Dataset items
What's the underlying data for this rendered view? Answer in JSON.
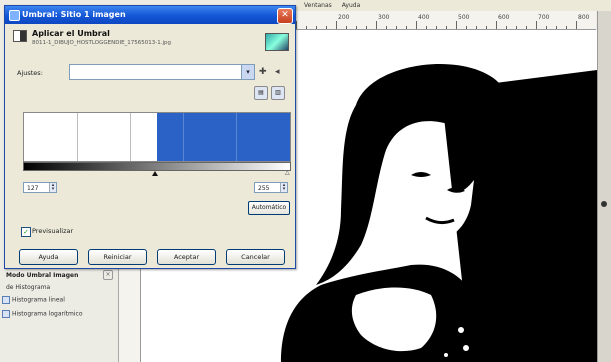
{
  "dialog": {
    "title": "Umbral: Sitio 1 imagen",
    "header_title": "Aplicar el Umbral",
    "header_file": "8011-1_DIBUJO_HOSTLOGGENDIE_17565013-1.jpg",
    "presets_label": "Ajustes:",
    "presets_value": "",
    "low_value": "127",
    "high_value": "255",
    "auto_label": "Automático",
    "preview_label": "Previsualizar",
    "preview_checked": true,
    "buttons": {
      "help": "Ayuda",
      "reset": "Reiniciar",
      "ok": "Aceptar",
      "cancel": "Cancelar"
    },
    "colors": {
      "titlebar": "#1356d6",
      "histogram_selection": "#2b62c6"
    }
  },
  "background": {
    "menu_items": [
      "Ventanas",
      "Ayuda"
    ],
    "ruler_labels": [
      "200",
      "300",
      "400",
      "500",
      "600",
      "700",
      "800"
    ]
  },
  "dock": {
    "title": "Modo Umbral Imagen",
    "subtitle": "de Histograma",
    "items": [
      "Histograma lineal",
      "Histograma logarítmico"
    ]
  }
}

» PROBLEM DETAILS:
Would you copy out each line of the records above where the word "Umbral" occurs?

» YOUR RESPONSE:
    "title": "Umbral: Sitio 1 imagen",
    "header_title": "Aplicar el Umbral",
    "title": "Modo Umbral Imagen",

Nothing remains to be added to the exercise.